  • Don’t forget that in Costa Rica, pedestrians DO NOT have the right of way.
  • Make friends with locals on the beach and you might get a discount on chairs, surf lessons, and other stuff.
  • If you’re female, try not to go out alone after dark.
  • In the national park, don’t pay for a guided tour.  Just be sure to look where the guides are pointing as you walk by and you’ll see animals (although if you want pictures, the guide is the best option).
  • Don’t exchange your money at the airport!  It’s expensive!
  • Leave your passport hidden in your suitcase unless you’re going to the bank.
  • When on the beach, don’t leave your stuff too close to the trees.  Leave it in the open where you can keep an eye on it from the ocean.  Thieves are less likely to steal from exposed areas.
  • Don’t put your purse or backpack on the back of your chair in a restaurant.
  • Mostly, it’s okay to note differences between your home country and Costa Rica, but don’t get hung up on it!  Just have fun!

Disclaimer:  All these tips come from my personal experience and the people I met there.  Always use your own judgment when traveling abroad.

I Didn’t Know Chickens Were This Scary

YouTube videos can be hilarious; everyone who has ever been on the Internet knows that.  I go through phases where I find one and watch it over and over and over, until all my friends and family are sick of it.  And then I happen upon a new one, and the cycle starts over.  Recently, this very terrifying chicken ran a close second to my favorite YouTube video of all time.

In other news, it’s almost time for my trip to Costa Rica!  In about two weeks, I’ll have been struggling along in Spanish for awhile and the first of four posts from that lovely tropical country will go up.  You can expect Spanish- and travel- and adventure-related posts for the forseeable future — one post for every week I’m there is the plan!  I’m incredibly excited, and a bit nervous, understandably, but I know it’s going to be an awesome adventure and I can’t wait to start it!  GET PUMPED.

Wanderlusting for Sloth City

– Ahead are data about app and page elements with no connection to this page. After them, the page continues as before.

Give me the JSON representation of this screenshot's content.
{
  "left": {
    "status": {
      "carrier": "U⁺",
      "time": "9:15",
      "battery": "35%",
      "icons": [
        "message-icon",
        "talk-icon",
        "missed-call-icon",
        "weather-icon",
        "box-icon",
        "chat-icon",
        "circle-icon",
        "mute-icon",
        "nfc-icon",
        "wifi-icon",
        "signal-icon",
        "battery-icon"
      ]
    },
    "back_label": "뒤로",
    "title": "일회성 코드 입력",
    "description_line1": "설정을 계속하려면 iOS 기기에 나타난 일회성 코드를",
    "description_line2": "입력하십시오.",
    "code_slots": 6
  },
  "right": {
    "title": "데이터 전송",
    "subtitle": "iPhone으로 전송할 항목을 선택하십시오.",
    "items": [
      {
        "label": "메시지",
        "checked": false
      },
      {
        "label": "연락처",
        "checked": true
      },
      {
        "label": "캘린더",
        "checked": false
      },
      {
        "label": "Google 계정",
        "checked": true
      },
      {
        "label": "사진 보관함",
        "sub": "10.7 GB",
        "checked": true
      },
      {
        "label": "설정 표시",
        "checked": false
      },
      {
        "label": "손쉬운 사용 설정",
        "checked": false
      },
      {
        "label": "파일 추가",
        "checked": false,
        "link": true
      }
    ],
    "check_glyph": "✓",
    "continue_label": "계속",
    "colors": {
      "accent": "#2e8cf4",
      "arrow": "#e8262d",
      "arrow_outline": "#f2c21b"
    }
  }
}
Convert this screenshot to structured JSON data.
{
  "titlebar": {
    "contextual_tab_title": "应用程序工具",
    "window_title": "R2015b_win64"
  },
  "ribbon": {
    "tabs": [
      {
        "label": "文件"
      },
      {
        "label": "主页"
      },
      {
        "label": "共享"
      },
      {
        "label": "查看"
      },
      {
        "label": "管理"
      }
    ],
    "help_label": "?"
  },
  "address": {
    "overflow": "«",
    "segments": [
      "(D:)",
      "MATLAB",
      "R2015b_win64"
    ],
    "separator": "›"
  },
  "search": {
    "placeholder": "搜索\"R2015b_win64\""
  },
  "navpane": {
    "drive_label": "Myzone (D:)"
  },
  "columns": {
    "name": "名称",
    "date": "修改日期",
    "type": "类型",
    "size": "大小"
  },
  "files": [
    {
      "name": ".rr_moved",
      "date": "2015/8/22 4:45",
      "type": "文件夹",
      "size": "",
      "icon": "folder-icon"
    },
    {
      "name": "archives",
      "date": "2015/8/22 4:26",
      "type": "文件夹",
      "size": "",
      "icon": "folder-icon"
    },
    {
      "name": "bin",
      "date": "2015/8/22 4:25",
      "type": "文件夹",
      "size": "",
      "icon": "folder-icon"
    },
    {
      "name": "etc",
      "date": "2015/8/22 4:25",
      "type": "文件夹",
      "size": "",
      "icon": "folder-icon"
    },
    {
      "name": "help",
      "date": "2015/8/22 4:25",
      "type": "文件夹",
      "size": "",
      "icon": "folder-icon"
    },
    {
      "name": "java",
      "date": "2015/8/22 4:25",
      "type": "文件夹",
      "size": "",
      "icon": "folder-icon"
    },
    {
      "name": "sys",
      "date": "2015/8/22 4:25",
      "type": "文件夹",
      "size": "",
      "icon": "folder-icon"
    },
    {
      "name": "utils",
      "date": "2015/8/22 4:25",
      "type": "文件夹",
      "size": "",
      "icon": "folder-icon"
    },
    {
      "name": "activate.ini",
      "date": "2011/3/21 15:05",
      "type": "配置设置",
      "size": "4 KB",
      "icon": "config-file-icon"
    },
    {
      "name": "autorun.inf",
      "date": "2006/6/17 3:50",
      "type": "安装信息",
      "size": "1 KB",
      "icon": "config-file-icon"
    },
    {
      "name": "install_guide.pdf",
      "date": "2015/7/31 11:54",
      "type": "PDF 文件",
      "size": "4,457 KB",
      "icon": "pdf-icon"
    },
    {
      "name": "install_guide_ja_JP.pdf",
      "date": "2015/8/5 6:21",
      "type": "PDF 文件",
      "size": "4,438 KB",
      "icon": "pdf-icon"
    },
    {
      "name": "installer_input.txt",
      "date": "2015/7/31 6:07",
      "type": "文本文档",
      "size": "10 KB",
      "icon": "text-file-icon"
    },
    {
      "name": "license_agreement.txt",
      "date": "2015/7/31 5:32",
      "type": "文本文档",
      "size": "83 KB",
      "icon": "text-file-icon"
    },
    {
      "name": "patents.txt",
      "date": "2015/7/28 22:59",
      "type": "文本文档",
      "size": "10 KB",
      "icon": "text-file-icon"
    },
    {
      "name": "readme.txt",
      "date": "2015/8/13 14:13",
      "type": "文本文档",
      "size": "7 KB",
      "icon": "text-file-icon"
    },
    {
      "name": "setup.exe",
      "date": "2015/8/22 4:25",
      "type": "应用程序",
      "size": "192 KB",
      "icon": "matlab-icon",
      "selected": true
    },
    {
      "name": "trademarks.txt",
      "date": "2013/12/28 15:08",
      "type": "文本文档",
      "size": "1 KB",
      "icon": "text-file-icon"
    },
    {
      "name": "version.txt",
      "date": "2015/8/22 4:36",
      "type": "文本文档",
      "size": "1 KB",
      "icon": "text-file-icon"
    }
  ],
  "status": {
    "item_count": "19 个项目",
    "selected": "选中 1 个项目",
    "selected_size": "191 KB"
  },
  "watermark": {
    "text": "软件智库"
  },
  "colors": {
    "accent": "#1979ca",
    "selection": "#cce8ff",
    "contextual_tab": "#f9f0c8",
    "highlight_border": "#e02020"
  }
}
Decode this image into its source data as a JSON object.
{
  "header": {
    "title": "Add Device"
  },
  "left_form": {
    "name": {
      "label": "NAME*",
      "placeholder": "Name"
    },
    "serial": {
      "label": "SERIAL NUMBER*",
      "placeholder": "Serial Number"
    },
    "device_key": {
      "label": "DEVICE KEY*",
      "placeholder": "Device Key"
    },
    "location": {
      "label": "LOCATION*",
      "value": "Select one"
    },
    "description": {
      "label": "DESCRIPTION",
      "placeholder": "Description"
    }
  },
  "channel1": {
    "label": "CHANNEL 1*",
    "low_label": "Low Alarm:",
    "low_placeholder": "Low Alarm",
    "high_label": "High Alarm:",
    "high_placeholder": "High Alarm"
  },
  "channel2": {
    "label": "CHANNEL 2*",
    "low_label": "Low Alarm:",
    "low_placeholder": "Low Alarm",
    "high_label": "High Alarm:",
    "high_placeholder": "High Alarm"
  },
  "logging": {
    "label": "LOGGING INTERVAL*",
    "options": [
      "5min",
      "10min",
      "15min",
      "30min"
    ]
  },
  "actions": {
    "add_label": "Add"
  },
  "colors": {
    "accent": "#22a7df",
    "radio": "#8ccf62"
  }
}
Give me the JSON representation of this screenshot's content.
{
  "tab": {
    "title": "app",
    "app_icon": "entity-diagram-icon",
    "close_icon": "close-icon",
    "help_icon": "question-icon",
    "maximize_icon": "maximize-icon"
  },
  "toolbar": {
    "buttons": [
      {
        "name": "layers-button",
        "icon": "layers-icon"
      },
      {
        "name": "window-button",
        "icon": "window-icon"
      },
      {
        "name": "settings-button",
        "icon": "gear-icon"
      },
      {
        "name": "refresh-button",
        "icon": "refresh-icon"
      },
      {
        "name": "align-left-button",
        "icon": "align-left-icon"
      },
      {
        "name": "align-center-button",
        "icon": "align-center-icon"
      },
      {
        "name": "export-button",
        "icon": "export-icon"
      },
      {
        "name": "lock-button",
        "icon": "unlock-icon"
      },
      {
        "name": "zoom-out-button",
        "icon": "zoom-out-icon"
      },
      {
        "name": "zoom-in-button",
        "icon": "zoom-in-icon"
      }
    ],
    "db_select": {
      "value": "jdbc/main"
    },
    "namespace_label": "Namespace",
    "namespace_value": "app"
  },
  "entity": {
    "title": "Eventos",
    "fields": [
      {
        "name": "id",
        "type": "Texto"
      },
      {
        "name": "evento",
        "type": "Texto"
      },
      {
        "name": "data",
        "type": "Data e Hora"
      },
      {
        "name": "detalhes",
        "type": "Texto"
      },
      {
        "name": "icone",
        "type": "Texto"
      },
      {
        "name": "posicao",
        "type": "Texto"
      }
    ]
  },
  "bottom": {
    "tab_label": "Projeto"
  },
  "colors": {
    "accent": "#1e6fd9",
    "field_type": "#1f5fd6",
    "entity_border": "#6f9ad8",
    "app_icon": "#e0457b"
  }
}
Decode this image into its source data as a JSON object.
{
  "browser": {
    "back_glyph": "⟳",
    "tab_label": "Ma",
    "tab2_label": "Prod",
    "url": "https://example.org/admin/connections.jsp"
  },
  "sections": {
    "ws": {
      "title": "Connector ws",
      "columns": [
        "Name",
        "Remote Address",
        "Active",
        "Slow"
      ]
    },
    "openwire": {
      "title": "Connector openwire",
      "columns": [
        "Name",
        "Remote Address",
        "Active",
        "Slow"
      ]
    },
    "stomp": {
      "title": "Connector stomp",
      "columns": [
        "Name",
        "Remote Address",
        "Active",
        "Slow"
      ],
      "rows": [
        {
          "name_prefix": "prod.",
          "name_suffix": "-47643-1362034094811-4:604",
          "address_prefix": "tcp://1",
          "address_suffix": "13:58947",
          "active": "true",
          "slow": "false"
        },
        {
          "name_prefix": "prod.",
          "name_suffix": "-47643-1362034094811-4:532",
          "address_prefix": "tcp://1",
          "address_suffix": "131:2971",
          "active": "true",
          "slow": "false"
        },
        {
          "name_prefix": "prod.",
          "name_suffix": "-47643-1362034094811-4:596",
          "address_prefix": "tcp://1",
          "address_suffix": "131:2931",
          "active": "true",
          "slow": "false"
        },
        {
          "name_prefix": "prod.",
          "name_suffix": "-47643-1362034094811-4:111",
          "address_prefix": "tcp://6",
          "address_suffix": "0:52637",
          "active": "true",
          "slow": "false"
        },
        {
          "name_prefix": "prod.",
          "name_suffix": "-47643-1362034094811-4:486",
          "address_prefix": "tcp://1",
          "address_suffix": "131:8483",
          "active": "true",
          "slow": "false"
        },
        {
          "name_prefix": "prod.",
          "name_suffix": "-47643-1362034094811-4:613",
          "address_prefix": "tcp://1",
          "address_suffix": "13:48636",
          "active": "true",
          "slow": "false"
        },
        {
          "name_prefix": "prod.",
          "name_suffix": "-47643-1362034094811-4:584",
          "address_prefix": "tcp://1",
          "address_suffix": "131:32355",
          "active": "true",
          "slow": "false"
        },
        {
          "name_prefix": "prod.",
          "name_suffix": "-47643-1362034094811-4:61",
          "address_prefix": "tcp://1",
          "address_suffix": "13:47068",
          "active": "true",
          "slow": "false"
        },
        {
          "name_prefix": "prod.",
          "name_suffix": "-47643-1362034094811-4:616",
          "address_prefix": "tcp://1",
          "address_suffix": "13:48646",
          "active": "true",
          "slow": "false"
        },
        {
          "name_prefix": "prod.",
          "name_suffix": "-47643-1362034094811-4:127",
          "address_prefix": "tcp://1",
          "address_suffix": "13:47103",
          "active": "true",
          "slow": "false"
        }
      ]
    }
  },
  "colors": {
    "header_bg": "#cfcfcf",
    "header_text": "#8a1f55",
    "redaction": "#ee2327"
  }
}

Before you read the rest of this post, look to the right.  There’s a little blurb, underneath that super awesome picture of me. Read it now.  I’ll wait.

Did you read it?  Good.  See how there’s that little word “figuratively”?  Well, scratch that word out of the sentence now and put “literally” in its place.

Because I am going abroad.

I have been waiting for this moment for years.  I’ve always wanted to travel, and study abroad programs were a big part of my college-decision-making process.  Lucky for me, the college I chose has a great one.  I’m becoming a fairly decent Spanish speaker (my recent oral exam grade proves it! woo!), and I love warm, beachy climates, so after the spring semester ends, it’s off to Costa Rica!


I’ll be in Spanish classes while I’m there, and I still have a lot of planning and studying to do.  But as far as I understand, we are allowed to explore the area as we like when class is not in session, and I cannot wait to discover the beauty of the language and the people — and especially the national parks.  Apparently, Costa Rica is the home of actual, real-live sloths.  Here at school, I’m affectionately (I think) known as “the sloth” by my friends, so I think it’s decidedly appropriate for me to meet some of them.


My blogging plan for Costa Rica is to post once a week while I’m there.  I’ll be taking copious amounts of photos, and I’m sure I’ll need to vent about all the ups and downs of living in a foreign country for the first time.  Also — and this is what I’m really excited about — I plan to write each week’s post both in English and Spanish.  This is as much for me to practice as it is for any Spanish speakers out there who may stumble upon my blog.  The two versions may not be the exact same, as I’m much more fluent in English, but I’m extremely excited to experiment.

Manual Antonio Beach, Costa Rica
Manual Antonio Beach, Costa Rica

I don’t leave for a month or two, but I’m so excited for this trip I just couldn’t contain my enthusiasm.  Also, I had intended to fulfill today’s Blogging 101 challenge of adding a new element to my blog by embedding pins rather than images in my post. Sadly, Pinterest only offers the code in Javascript rather than html, which is what WordPress uses.  At least I can say I tried.